      “Right! I found the coffee! Would you like to come smell it?” 
      My living friend was hovering in the doorway, his eyes going back and forth between the two ghosts and me.
     “Do you want some?” I asked. “You can drink it. Poor Ms. Tubman can’t.”
      Over coffee, I related what I had learned from the formerly alives — That this home had been welcoming for generations. Almost everyone had a tale of being hosted here one time or another. The family had held progressive views. During the years prior to the Civil War, the house had been a stop on the Underground Railroad. Gradually, as people moved away, the house had fallen into disrepair and become the Haunted House of Eastport.

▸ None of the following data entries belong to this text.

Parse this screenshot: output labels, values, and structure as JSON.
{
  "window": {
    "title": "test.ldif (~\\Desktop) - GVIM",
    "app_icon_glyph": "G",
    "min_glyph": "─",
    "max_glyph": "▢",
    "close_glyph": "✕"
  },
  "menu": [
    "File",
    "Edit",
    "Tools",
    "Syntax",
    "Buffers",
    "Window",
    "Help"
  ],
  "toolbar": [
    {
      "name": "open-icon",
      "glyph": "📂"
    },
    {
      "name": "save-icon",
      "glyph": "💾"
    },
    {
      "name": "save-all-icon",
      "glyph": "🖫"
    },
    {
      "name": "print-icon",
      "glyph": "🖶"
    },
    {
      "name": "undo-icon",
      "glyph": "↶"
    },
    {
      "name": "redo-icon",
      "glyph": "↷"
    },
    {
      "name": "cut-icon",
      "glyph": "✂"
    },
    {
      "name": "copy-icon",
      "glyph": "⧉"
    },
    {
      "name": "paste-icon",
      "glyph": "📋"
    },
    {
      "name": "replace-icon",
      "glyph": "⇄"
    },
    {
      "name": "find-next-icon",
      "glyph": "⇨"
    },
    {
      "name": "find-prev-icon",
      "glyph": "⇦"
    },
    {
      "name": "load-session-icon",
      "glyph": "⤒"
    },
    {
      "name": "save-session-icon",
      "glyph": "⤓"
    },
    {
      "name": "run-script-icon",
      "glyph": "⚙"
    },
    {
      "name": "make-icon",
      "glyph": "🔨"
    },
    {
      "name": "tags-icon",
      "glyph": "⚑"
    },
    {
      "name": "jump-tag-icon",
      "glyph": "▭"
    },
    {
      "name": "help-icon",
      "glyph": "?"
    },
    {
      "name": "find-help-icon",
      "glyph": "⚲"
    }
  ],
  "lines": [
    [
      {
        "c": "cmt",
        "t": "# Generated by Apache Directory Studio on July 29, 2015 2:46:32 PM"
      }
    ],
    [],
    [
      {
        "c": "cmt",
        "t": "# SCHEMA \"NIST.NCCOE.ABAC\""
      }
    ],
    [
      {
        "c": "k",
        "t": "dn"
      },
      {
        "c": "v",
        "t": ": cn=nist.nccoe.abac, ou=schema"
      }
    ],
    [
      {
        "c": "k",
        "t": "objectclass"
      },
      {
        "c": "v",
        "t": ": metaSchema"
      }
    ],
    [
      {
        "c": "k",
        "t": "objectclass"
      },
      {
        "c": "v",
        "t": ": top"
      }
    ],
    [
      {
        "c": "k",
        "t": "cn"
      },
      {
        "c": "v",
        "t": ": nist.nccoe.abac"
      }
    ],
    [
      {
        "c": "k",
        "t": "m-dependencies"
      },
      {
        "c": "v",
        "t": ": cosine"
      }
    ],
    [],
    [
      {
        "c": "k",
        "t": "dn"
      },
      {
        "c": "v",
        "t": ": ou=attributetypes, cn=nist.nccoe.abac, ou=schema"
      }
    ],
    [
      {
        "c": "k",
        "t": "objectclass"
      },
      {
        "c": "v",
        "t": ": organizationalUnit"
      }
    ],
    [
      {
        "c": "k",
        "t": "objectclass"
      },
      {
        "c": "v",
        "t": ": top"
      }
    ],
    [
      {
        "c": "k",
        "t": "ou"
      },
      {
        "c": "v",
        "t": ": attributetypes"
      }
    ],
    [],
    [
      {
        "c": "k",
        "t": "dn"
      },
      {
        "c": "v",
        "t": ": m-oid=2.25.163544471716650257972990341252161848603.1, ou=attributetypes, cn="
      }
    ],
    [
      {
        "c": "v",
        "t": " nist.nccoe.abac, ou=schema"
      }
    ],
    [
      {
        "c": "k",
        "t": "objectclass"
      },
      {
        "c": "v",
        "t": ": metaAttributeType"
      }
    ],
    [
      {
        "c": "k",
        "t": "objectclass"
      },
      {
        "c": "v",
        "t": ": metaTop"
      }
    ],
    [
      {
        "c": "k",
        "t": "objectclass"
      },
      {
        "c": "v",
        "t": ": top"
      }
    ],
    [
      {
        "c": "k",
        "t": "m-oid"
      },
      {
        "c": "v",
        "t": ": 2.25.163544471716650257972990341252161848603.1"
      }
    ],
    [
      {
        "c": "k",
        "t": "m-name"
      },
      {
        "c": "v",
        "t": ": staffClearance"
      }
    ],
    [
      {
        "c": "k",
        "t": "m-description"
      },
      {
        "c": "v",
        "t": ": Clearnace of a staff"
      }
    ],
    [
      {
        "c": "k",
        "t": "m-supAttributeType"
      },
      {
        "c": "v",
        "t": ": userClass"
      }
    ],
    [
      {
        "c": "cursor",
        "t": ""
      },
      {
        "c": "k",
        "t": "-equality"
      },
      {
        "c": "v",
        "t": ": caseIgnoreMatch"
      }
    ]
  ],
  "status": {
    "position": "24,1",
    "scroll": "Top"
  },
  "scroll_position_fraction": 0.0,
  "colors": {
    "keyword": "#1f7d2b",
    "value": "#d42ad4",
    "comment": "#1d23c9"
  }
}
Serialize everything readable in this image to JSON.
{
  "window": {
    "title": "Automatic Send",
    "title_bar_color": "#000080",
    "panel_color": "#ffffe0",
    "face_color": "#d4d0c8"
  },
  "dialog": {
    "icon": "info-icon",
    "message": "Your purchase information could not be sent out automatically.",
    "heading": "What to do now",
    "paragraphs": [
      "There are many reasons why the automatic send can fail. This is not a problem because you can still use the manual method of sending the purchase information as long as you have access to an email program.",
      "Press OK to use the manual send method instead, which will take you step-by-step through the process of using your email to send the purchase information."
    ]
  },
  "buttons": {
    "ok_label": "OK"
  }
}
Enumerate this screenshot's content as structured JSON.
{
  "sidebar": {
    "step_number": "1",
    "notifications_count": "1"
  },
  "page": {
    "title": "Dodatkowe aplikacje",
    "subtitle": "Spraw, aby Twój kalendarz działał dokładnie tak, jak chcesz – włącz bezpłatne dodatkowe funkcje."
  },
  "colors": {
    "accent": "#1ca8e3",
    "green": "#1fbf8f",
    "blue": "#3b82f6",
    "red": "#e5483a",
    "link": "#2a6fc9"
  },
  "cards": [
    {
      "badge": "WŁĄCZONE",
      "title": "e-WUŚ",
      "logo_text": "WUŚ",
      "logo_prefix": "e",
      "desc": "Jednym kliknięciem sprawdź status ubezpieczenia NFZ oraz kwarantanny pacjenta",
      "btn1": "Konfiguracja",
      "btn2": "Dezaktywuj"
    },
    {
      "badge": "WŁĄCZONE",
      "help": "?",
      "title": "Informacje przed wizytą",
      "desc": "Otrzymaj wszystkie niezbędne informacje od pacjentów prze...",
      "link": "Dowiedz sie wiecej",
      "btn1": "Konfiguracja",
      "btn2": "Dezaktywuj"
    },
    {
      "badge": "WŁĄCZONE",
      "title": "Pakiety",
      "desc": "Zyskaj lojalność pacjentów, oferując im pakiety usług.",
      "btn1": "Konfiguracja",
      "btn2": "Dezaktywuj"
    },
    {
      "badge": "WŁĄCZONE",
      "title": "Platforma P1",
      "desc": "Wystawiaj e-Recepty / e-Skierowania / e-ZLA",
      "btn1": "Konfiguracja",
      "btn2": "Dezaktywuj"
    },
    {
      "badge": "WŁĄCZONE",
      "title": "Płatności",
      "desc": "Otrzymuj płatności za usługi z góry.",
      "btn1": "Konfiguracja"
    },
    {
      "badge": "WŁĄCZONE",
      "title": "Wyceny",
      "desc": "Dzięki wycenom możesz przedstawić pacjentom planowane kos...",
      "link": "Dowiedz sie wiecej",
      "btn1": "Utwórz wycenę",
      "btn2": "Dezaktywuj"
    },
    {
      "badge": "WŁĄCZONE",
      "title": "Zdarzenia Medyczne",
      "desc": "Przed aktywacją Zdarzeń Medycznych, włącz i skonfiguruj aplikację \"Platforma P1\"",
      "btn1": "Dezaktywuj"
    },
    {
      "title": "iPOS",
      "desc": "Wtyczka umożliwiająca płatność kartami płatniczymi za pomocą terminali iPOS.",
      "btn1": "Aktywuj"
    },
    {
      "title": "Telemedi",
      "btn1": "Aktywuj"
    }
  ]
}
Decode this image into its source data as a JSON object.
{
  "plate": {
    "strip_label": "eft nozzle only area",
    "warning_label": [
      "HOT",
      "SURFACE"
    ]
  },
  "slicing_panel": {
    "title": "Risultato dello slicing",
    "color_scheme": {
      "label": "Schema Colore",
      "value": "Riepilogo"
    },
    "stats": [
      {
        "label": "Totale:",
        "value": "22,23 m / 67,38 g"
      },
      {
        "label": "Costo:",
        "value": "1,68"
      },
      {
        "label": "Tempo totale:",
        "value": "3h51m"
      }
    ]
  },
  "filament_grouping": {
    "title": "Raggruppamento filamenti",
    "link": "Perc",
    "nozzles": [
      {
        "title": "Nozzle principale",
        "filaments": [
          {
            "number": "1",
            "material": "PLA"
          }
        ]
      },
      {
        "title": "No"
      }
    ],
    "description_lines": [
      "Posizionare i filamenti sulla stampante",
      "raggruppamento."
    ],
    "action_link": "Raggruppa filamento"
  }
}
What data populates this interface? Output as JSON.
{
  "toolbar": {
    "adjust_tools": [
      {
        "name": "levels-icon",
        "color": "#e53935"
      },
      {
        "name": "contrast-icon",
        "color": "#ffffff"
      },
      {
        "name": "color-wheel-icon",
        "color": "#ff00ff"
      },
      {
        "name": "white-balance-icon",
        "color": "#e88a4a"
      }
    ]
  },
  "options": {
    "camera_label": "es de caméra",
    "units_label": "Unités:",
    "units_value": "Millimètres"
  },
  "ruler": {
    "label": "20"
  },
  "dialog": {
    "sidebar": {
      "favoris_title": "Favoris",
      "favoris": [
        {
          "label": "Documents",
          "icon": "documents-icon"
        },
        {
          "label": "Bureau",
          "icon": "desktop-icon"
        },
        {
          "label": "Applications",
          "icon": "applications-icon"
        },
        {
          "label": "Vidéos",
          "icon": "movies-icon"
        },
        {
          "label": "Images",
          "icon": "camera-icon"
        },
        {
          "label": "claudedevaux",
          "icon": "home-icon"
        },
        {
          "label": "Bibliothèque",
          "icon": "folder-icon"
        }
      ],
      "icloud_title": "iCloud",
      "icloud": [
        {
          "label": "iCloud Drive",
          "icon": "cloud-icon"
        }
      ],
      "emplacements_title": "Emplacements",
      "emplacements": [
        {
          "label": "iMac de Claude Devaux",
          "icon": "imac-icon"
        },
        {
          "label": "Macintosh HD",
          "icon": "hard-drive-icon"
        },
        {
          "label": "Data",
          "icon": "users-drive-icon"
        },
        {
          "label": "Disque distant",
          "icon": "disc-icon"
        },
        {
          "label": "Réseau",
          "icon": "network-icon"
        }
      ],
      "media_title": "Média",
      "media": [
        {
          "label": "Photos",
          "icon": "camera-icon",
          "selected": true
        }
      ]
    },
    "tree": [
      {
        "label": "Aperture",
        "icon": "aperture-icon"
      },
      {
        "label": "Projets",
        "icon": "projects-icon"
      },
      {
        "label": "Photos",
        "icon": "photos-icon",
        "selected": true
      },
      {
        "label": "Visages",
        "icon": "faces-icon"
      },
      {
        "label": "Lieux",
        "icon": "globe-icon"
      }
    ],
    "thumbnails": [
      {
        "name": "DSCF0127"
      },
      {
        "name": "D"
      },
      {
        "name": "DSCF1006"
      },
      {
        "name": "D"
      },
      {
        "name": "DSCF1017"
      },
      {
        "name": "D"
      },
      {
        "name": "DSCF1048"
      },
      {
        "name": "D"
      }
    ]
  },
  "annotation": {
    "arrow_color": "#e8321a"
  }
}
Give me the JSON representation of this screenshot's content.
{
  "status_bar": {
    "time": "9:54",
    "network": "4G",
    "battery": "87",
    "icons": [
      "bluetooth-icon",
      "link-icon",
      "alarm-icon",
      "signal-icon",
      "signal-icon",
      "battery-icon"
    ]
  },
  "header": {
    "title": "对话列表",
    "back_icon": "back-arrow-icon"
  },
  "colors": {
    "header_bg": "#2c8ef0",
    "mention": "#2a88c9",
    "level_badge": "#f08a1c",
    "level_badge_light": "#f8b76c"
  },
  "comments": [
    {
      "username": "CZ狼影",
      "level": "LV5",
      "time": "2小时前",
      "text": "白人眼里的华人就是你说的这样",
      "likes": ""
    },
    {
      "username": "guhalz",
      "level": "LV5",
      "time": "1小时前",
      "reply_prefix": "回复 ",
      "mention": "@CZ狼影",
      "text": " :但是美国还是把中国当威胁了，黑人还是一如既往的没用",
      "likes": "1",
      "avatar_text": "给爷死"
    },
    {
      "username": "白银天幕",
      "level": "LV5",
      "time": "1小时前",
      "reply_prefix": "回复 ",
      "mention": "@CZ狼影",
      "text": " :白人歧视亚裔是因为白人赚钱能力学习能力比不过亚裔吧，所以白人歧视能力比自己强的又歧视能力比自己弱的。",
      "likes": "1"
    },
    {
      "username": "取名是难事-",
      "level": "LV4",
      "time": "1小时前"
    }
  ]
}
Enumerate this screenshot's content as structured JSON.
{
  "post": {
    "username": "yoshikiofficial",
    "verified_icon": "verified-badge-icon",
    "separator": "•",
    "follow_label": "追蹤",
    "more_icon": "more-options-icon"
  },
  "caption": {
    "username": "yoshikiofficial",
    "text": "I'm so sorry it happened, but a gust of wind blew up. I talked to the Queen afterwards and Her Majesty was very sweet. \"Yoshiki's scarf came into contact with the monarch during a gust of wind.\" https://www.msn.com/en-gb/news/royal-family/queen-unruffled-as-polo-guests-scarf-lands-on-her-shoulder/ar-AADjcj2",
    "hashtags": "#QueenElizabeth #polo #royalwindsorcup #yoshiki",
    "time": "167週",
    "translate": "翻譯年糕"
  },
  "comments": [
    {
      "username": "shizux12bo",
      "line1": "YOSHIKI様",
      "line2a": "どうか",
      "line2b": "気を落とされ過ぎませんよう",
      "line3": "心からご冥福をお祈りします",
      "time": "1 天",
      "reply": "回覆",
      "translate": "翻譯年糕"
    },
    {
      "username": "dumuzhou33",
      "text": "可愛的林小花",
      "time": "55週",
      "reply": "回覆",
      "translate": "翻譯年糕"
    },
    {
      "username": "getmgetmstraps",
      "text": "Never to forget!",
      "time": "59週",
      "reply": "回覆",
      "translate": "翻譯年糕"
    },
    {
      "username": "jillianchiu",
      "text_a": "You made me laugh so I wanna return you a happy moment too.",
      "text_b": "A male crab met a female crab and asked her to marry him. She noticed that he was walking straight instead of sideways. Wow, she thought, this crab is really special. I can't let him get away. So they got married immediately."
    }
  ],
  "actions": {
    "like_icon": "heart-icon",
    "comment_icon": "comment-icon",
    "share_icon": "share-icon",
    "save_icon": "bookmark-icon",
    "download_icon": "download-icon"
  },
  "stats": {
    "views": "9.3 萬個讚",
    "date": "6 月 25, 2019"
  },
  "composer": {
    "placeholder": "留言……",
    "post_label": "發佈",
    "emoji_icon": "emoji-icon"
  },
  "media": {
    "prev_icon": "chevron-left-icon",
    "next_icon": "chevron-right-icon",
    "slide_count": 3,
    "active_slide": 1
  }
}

      “So, you see,” I explained, “it’s not haunted for a bad reason. Just the opposite. People were happy here.”
      On Halloween, I lit every window against the foggy night. The tall peaked roof stood stark against the sky. The trees in the yard, now leafless, swayed lightly in the wind. 
       I positioned myself on the veranda with my non-material friends, dispensing punch and cookies.
       Inside, the place was still chaos. Boxes were jumbled in rooms that I was definitely going to use right away. Other rooms remained empty while I thought about what to do with them. It was such a luxury to have so much space.
      Word seemed to have gone out that this was the place to be on All Hallow’s Eve. At the front gate, a line twisted down the block as trick-or-treaters lined up for candy and others waited in hopes of speaking with formerly alives. My living friend and Edgar Allen Poe, not the dog, greeted them. 
      He handed out candy to the kids; Edgar Allen Poe hailed the adults. 
      “Who would you like to meet tonight?” he asked. Sometimes a close formerly alive friend or relative was sought. Was he or she a Marylander? Poe asked. If not, the writer directed them to the veranda, to join in, excuse the pun, some Divine conversations.